(Recorded data)
* * * *

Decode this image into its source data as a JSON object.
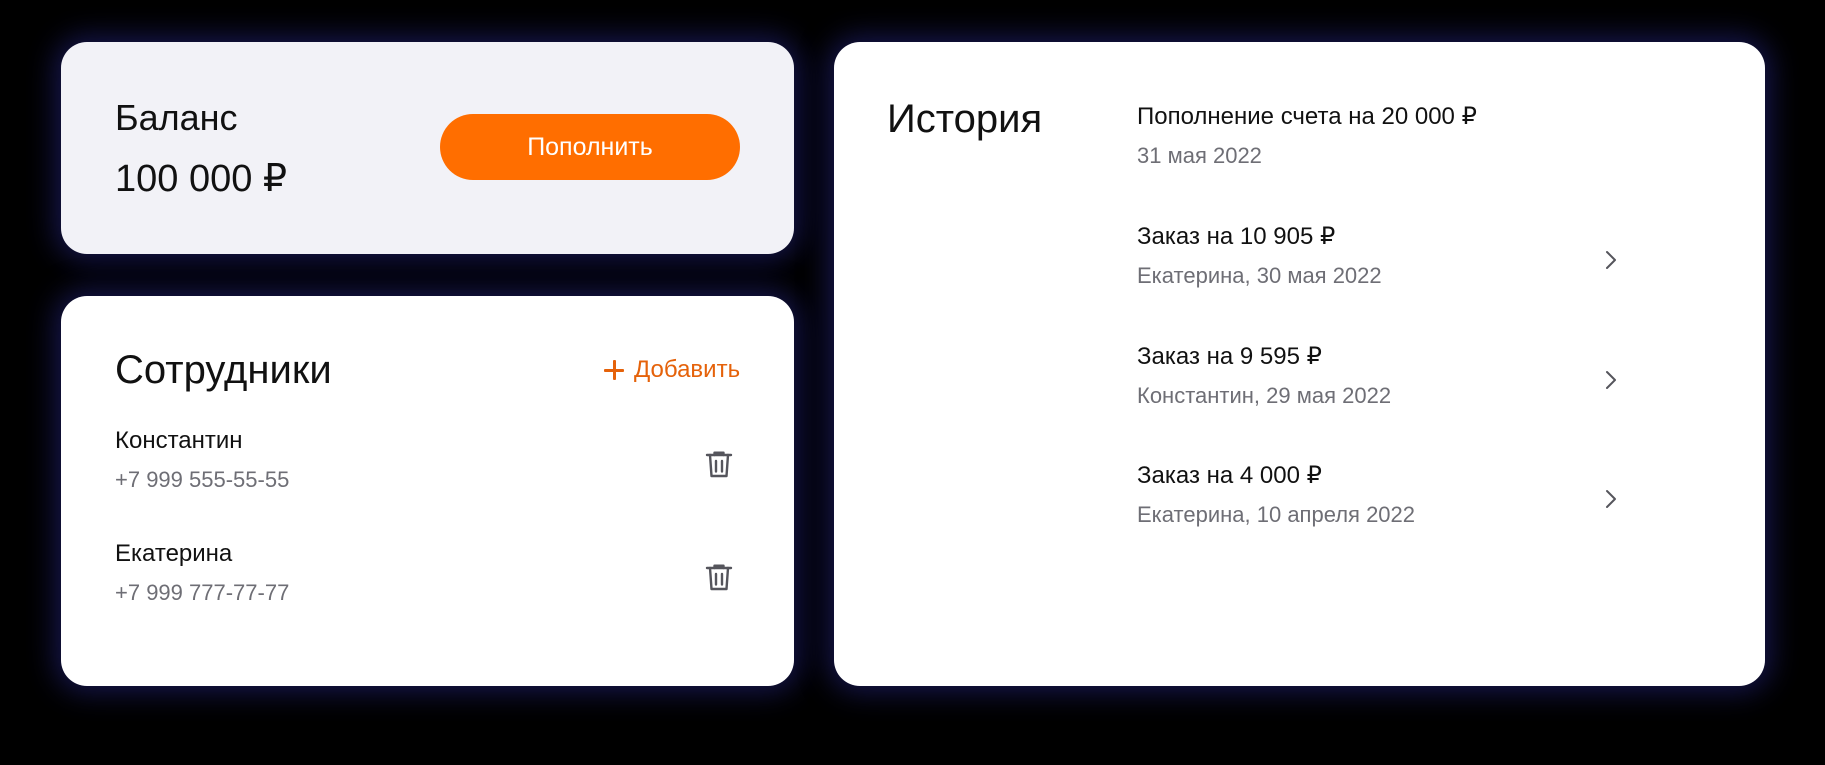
{
  "balance": {
    "title": "Баланс",
    "amount": "100 000 ₽",
    "topup_label": "Пополнить"
  },
  "employees": {
    "title": "Сотрудники",
    "add_label": "Добавить",
    "items": [
      {
        "name": "Константин",
        "phone": "+7 999 555-55-55"
      },
      {
        "name": "Екатерина",
        "phone": "+7 999 777-77-77"
      }
    ]
  },
  "history": {
    "title": "История",
    "items": [
      {
        "title": "Пополнение счета на 20 000 ₽",
        "subtitle": "31 мая 2022"
      },
      {
        "title": "Заказ на 10 905 ₽",
        "subtitle": "Екатерина, 30 мая 2022"
      },
      {
        "title": "Заказ на 9 595 ₽",
        "subtitle": "Константин, 29 мая 2022"
      },
      {
        "title": "Заказ на 4 000 ₽",
        "subtitle": "Екатерина, 10 апреля 2022"
      }
    ]
  },
  "colors": {
    "accent": "#ff6e00",
    "accent_text": "#e5620a",
    "muted_text": "#6e6e75",
    "balance_card_bg": "#f2f2f7"
  },
  "icons": {
    "add": "plus-icon",
    "delete": "trash-icon",
    "open": "chevron-right-icon"
  }
}
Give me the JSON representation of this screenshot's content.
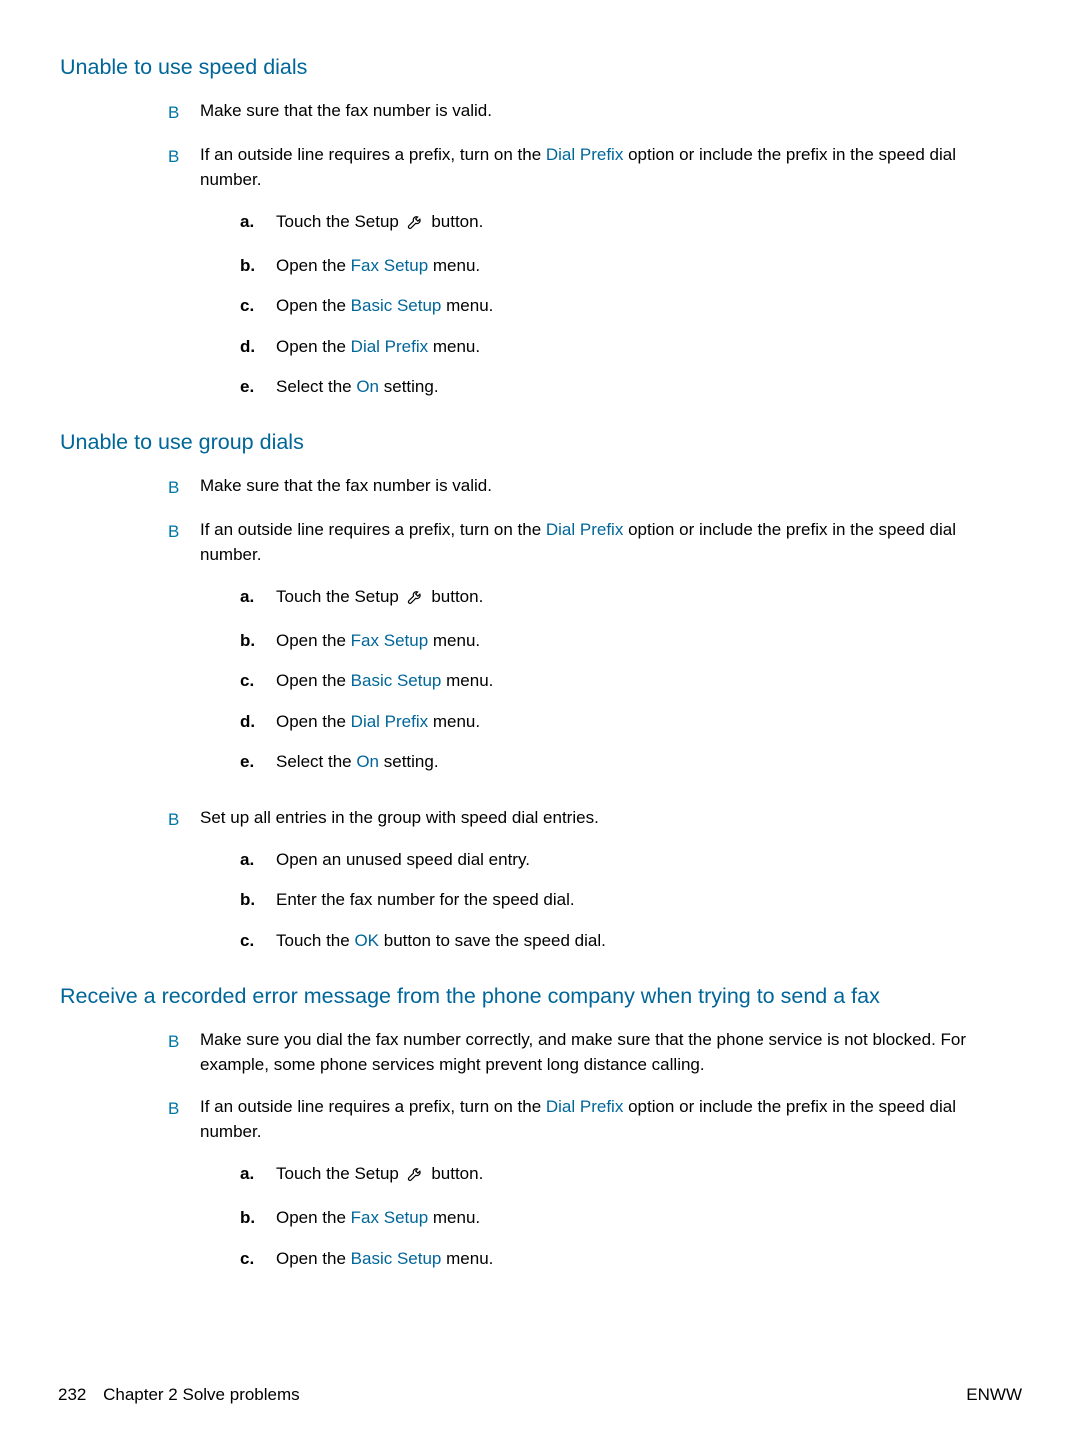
{
  "sections": [
    {
      "title": "Unable to use speed dials",
      "items": [
        {
          "parts": [
            {
              "t": "Make sure that the fax number is valid."
            }
          ]
        },
        {
          "parts": [
            {
              "t": "If an outside line requires a prefix, turn on the "
            },
            {
              "t": "Dial Prefix",
              "link": true
            },
            {
              "t": " option or include the prefix in the speed dial number."
            }
          ],
          "sub": [
            {
              "m": "a.",
              "parts": [
                {
                  "t": "Touch the Setup "
                },
                {
                  "icon": "wrench"
                },
                {
                  "t": " button."
                }
              ]
            },
            {
              "m": "b.",
              "parts": [
                {
                  "t": "Open the "
                },
                {
                  "t": "Fax Setup",
                  "link": true
                },
                {
                  "t": " menu."
                }
              ]
            },
            {
              "m": "c.",
              "parts": [
                {
                  "t": "Open the "
                },
                {
                  "t": "Basic Setup",
                  "link": true
                },
                {
                  "t": " menu."
                }
              ]
            },
            {
              "m": "d.",
              "parts": [
                {
                  "t": "Open the "
                },
                {
                  "t": "Dial Prefix",
                  "link": true
                },
                {
                  "t": " menu."
                }
              ]
            },
            {
              "m": "e.",
              "parts": [
                {
                  "t": "Select the "
                },
                {
                  "t": "On",
                  "link": true
                },
                {
                  "t": " setting."
                }
              ]
            }
          ]
        }
      ]
    },
    {
      "title": "Unable to use group dials",
      "items": [
        {
          "parts": [
            {
              "t": "Make sure that the fax number is valid."
            }
          ]
        },
        {
          "parts": [
            {
              "t": "If an outside line requires a prefix, turn on the "
            },
            {
              "t": "Dial Prefix",
              "link": true
            },
            {
              "t": " option or include the prefix in the speed dial number."
            }
          ],
          "sub": [
            {
              "m": "a.",
              "parts": [
                {
                  "t": "Touch the Setup "
                },
                {
                  "icon": "wrench"
                },
                {
                  "t": " button."
                }
              ]
            },
            {
              "m": "b.",
              "parts": [
                {
                  "t": "Open the "
                },
                {
                  "t": "Fax Setup",
                  "link": true
                },
                {
                  "t": " menu."
                }
              ]
            },
            {
              "m": "c.",
              "parts": [
                {
                  "t": "Open the "
                },
                {
                  "t": "Basic Setup",
                  "link": true
                },
                {
                  "t": " menu."
                }
              ]
            },
            {
              "m": "d.",
              "parts": [
                {
                  "t": "Open the "
                },
                {
                  "t": "Dial Prefix",
                  "link": true
                },
                {
                  "t": " menu."
                }
              ]
            },
            {
              "m": "e.",
              "parts": [
                {
                  "t": "Select the "
                },
                {
                  "t": "On",
                  "link": true
                },
                {
                  "t": " setting."
                }
              ]
            }
          ]
        },
        {
          "parts": [
            {
              "t": "Set up all entries in the group with speed dial entries."
            }
          ],
          "sub": [
            {
              "m": "a.",
              "parts": [
                {
                  "t": "Open an unused speed dial entry."
                }
              ]
            },
            {
              "m": "b.",
              "parts": [
                {
                  "t": "Enter the fax number for the speed dial."
                }
              ]
            },
            {
              "m": "c.",
              "parts": [
                {
                  "t": "Touch the "
                },
                {
                  "t": "OK",
                  "link": true
                },
                {
                  "t": " button to save the speed dial."
                }
              ]
            }
          ]
        }
      ]
    },
    {
      "title": "Receive a recorded error message from the phone company when trying to send a fax",
      "items": [
        {
          "parts": [
            {
              "t": "Make sure you dial the fax number correctly, and make sure that the phone service is not blocked. For example, some phone services might prevent long distance calling."
            }
          ]
        },
        {
          "parts": [
            {
              "t": "If an outside line requires a prefix, turn on the "
            },
            {
              "t": "Dial Prefix",
              "link": true
            },
            {
              "t": " option or include the prefix in the speed dial number."
            }
          ],
          "sub": [
            {
              "m": "a.",
              "parts": [
                {
                  "t": "Touch the Setup "
                },
                {
                  "icon": "wrench"
                },
                {
                  "t": " button."
                }
              ]
            },
            {
              "m": "b.",
              "parts": [
                {
                  "t": "Open the "
                },
                {
                  "t": "Fax Setup",
                  "link": true
                },
                {
                  "t": " menu."
                }
              ]
            },
            {
              "m": "c.",
              "parts": [
                {
                  "t": "Open the "
                },
                {
                  "t": "Basic Setup",
                  "link": true
                },
                {
                  "t": " menu."
                }
              ]
            }
          ]
        }
      ]
    }
  ],
  "footer": {
    "page_number": "232",
    "chapter": "Chapter 2   Solve problems",
    "right": "ENWW"
  },
  "bullet_marker": "В"
}
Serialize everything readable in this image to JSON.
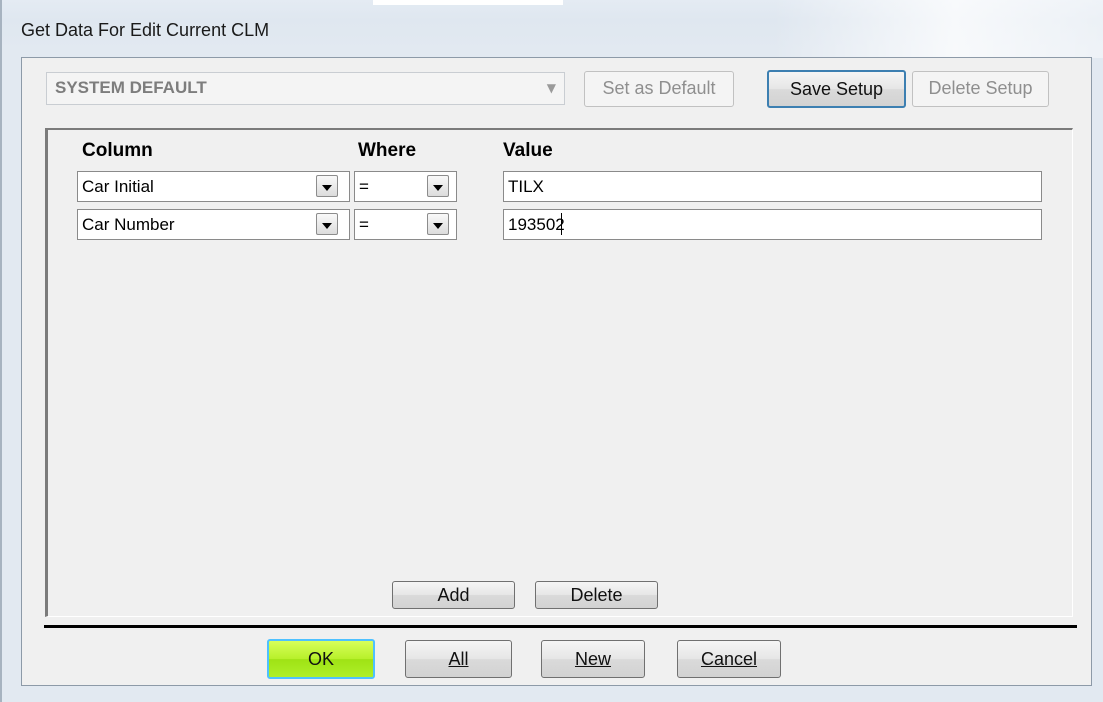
{
  "window": {
    "title": "Get Data For Edit Current CLM"
  },
  "setup": {
    "selected": "SYSTEM DEFAULT",
    "set_default_label": "Set as Default",
    "save_label": "Save Setup",
    "delete_label": "Delete Setup"
  },
  "criteria": {
    "headers": {
      "column": "Column",
      "where": "Where",
      "value": "Value"
    },
    "rows": [
      {
        "column": "Car Initial",
        "operator": "=",
        "value": "TILX"
      },
      {
        "column": "Car Number",
        "operator": "=",
        "value": "193502"
      }
    ],
    "add_label": "Add",
    "delete_label": "Delete"
  },
  "footer": {
    "ok_label": "OK",
    "all_label": "All",
    "new_label": "New",
    "cancel_label": "Cancel"
  },
  "colors": {
    "ok_button": "#b7f02a",
    "ok_border": "#4fc1ff",
    "frame": "#dfe7f0"
  }
}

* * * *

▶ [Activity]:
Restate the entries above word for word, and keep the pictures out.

▶ [Exercise output]:
Decode this image into its source data as a JSON object.
{
  "balance": {
    "title": "Баланс",
    "amount": "100 000 ₽",
    "topup_label": "Пополнить"
  },
  "employees": {
    "title": "Сотрудники",
    "add_label": "Добавить",
    "items": [
      {
        "name": "Константин",
        "phone": "+7 999 555-55-55"
      },
      {
        "name": "Екатерина",
        "phone": "+7 999 777-77-77"
      }
    ]
  },
  "history": {
    "title": "История",
    "items": [
      {
        "title": "Пополнение счета на 20 000 ₽",
        "subtitle": "31 мая 2022"
      },
      {
        "title": "Заказ на 10 905 ₽",
        "subtitle": "Екатерина, 30 мая 2022"
      },
      {
        "title": "Заказ на 9 595 ₽",
        "subtitle": "Константин, 29 мая 2022"
      },
      {
        "title": "Заказ на 4 000 ₽",
        "subtitle": "Екатерина, 10 апреля 2022"
      }
    ]
  },
  "colors": {
    "accent": "#ff6e00",
    "accent_text": "#e5620a",
    "muted_text": "#6e6e75",
    "balance_card_bg": "#f2f2f7"
  },
  "icons": {
    "add": "plus-icon",
    "delete": "trash-icon",
    "open": "chevron-right-icon"
  }
}
Give me the JSON representation of this screenshot's content.
{
  "sections": [
    {
      "title": "Unable to use speed dials",
      "items": [
        {
          "parts": [
            {
              "t": "Make sure that the fax number is valid."
            }
          ]
        },
        {
          "parts": [
            {
              "t": "If an outside line requires a prefix, turn on the "
            },
            {
              "t": "Dial Prefix",
              "link": true
            },
            {
              "t": " option or include the prefix in the speed dial number."
            }
          ],
          "sub": [
            {
              "m": "a.",
              "parts": [
                {
                  "t": "Touch the Setup "
                },
                {
                  "icon": "wrench"
                },
                {
                  "t": " button."
                }
              ]
            },
            {
              "m": "b.",
              "parts": [
                {
                  "t": "Open the "
                },
                {
                  "t": "Fax Setup",
                  "link": true
                },
                {
                  "t": " menu."
                }
              ]
            },
            {
              "m": "c.",
              "parts": [
                {
                  "t": "Open the "
                },
                {
                  "t": "Basic Setup",
                  "link": true
                },
                {
                  "t": " menu."
                }
              ]
            },
            {
              "m": "d.",
              "parts": [
                {
                  "t": "Open the "
                },
                {
                  "t": "Dial Prefix",
                  "link": true
                },
                {
                  "t": " menu."
                }
              ]
            },
            {
              "m": "e.",
              "parts": [
                {
                  "t": "Select the "
                },
                {
                  "t": "On",
                  "link": true
                },
                {
                  "t": " setting."
                }
              ]
            }
          ]
        }
      ]
    },
    {
      "title": "Unable to use group dials",
      "items": [
        {
          "parts": [
            {
              "t": "Make sure that the fax number is valid."
            }
          ]
        },
        {
          "parts": [
            {
              "t": "If an outside line requires a prefix, turn on the "
            },
            {
              "t": "Dial Prefix",
              "link": true
            },
            {
              "t": " option or include the prefix in the speed dial number."
            }
          ],
          "sub": [
            {
              "m": "a.",
              "parts": [
                {
                  "t": "Touch the Setup "
                },
                {
                  "icon": "wrench"
                },
                {
                  "t": " button."
                }
              ]
            },
            {
              "m": "b.",
              "parts": [
                {
                  "t": "Open the "
                },
                {
                  "t": "Fax Setup",
                  "link": true
                },
                {
                  "t": " menu."
                }
              ]
            },
            {
              "m": "c.",
              "parts": [
                {
                  "t": "Open the "
                },
                {
                  "t": "Basic Setup",
                  "link": true
                },
                {
                  "t": " menu."
                }
              ]
            },
            {
              "m": "d.",
              "parts": [
                {
                  "t": "Open the "
                },
                {
                  "t": "Dial Prefix",
                  "link": true
                },
                {
                  "t": " menu."
                }
              ]
            },
            {
              "m": "e.",
              "parts": [
                {
                  "t": "Select the "
                },
                {
                  "t": "On",
                  "link": true
                },
                {
                  "t": " setting."
                }
              ]
            }
          ]
        },
        {
          "parts": [
            {
              "t": "Set up all entries in the group with speed dial entries."
            }
          ],
          "sub": [
            {
              "m": "a.",
              "parts": [
                {
                  "t": "Open an unused speed dial entry."
                }
              ]
            },
            {
              "m": "b.",
              "parts": [
                {
                  "t": "Enter the fax number for the speed dial."
                }
              ]
            },
            {
              "m": "c.",
              "parts": [
                {
                  "t": "Touch the "
                },
                {
                  "t": "OK",
                  "link": true
                },
                {
                  "t": " button to save the speed dial."
                }
              ]
            }
          ]
        }
      ]
    },
    {
      "title": "Receive a recorded error message from the phone company when trying to send a fax",
      "items": [
        {
          "parts": [
            {
              "t": "Make sure you dial the fax number correctly, and make sure that the phone service is not blocked. For example, some phone services might prevent long distance calling."
            }
          ]
        },
        {
          "parts": [
            {
              "t": "If an outside line requires a prefix, turn on the "
            },
            {
              "t": "Dial Prefix",
              "link": true
            },
            {
              "t": " option or include the prefix in the speed dial number."
            }
          ],
          "sub": [
            {
              "m": "a.",
              "parts": [
                {
                  "t": "Touch the Setup "
                },
                {
                  "icon": "wrench"
                },
                {
                  "t": " button."
                }
              ]
            },
            {
              "m": "b.",
              "parts": [
                {
                  "t": "Open the "
                },
                {
                  "t": "Fax Setup",
                  "link": true
                },
                {
                  "t": " menu."
                }
              ]
            },
            {
              "m": "c.",
              "parts": [
                {
                  "t": "Open the "
                },
                {
                  "t": "Basic Setup",
                  "link": true
                },
                {
                  "t": " menu."
                }
              ]
            }
          ]
        }
      ]
    }
  ],
  "footer": {
    "page_number": "232",
    "chapter": "Chapter 2   Solve problems",
    "right": "ENWW"
  },
  "bullet_marker": "В"
}
Serialize everything readable in this image to JSON.
{
  "window": {
    "title": "Get Data For Edit Current CLM"
  },
  "setup": {
    "selected": "SYSTEM DEFAULT",
    "set_default_label": "Set as Default",
    "save_label": "Save Setup",
    "delete_label": "Delete Setup"
  },
  "criteria": {
    "headers": {
      "column": "Column",
      "where": "Where",
      "value": "Value"
    },
    "rows": [
      {
        "column": "Car Initial",
        "operator": "=",
        "value": "TILX"
      },
      {
        "column": "Car Number",
        "operator": "=",
        "value": "193502"
      }
    ],
    "add_label": "Add",
    "delete_label": "Delete"
  },
  "footer": {
    "ok_label": "OK",
    "all_label": "All",
    "new_label": "New",
    "cancel_label": "Cancel"
  },
  "colors": {
    "ok_button": "#b7f02a",
    "ok_border": "#4fc1ff",
    "frame": "#dfe7f0"
  }
}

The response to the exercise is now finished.